# [Instructions to follow]
The response must consist of each line in the listing that has the word "testPlan" in it.

[Start of section]

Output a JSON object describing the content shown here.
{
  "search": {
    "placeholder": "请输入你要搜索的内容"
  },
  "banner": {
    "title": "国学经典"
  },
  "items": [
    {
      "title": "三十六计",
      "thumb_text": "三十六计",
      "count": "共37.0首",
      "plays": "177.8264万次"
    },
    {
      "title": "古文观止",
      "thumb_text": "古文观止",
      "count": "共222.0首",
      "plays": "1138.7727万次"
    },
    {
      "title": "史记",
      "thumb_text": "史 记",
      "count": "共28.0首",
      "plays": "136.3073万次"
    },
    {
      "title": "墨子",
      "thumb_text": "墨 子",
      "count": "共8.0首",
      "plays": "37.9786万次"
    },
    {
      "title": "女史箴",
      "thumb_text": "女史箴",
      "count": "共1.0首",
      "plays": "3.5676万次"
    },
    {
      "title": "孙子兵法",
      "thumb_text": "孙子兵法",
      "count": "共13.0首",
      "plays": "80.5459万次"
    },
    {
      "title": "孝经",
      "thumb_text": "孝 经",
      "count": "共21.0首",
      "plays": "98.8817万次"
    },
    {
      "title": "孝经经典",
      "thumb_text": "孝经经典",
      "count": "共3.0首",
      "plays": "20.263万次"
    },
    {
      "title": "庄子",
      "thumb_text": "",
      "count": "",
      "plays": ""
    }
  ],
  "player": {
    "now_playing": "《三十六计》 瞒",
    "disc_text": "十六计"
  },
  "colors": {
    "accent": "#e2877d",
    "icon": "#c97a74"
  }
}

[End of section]
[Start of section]

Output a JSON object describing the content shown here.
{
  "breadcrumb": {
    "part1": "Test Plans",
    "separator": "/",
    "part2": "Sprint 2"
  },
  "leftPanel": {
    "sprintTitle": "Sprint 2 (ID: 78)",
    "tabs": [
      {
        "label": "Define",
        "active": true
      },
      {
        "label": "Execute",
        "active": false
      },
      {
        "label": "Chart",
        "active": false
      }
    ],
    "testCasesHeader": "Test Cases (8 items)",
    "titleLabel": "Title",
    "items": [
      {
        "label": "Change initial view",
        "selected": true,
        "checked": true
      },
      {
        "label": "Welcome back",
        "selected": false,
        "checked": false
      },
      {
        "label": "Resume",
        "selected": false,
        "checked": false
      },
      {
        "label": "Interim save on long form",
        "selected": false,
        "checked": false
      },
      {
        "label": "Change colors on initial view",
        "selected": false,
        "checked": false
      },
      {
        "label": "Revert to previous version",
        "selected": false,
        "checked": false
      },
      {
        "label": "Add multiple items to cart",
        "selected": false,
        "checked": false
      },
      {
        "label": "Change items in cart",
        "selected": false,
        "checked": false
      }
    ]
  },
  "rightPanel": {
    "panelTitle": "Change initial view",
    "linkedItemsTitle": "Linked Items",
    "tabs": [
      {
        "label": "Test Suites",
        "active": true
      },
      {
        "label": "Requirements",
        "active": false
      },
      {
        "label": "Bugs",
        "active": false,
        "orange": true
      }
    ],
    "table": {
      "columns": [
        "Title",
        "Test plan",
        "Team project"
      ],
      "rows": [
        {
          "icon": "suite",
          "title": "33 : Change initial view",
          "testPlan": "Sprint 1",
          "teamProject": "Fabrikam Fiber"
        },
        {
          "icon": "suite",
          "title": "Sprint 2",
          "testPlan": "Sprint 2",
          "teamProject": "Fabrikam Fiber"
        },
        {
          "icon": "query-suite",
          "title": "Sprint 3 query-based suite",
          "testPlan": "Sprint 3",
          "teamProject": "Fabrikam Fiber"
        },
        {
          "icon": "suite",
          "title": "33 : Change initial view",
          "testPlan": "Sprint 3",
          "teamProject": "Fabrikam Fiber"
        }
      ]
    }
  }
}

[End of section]

# [Solution for this task]
          "testPlan": "Sprint 1",
          "testPlan": "Sprint 2",
          "testPlan": "Sprint 3",
          "testPlan": "Sprint 3",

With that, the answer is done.